The European Convention on Human Rights remains ultimately out of reach, since to tamper with that would get Malta in trouble with the Council of Europe and the EU. Civil rights, however, acquire the current status of Outside Development Zones or heritage sites: they count only until a government appointee says they don’t count anymore.
Many parts of the Constitution will no longer remain the transparent rules binding governments. If the meaning of words can be changed at will, to enable the government of the day to subvert the Constitutional Court, then laws become political weapons, just as political appointees become effective judges.

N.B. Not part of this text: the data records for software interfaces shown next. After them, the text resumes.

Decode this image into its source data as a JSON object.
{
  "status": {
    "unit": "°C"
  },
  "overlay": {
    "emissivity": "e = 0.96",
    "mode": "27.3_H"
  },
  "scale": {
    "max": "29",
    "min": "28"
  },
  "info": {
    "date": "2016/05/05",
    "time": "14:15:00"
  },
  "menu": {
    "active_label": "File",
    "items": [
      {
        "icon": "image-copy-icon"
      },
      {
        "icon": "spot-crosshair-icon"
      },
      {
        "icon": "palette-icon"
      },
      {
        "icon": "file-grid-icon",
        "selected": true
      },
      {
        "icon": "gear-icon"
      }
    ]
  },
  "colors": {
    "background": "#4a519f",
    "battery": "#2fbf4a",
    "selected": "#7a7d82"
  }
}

And, of course, what one government does arbitrarily, a successor can undo with the same arbitrariness. Instead of being a country with separation of powers, we will become a country where the majority rules and can, if it decides, rule alone.
The legal process and safeguards, based on ensuring transparency, will have been replaced with a system that ensures a thick mist. You can never quite tell if a political appointee’s judgement is based on partisan considerations (ask Repubblika); and you can never quite tell if the rules will change suddenly (ask the firm fined €1.18 million).
⚠️@MaltaGov: you will be met with the strongest possible resistance on our part against any action you take if you attempt to take this matter further. #Repubblika ??@CommissionerHR @ChrisMommers @CoE_HRightsRLaw@hrw @coe @euobs @Europarl_ENhttps://t.co/mynWX1wJnf
— repubblika ?? (@repubblikaMT) March 6, 2021
Here’s the irony. The immediate motive behind the Bill may well be to demonstrate to the world that we are (now, after years of laxity) prepared to impose hefty fines on financial firms charged with non-compliance; and that we’re serious about equality. But the way it’s being done undermines the project.
To show we have rule of law, the government proposes a constitutional outrage.
To announce that money launderers can no longer assume freedom of action, the government proposes going down a path that puts many civic freedoms at risk.
To tell the world we’re no longer the land of the Artful Dodger, it proposes the mother of all legal dodges.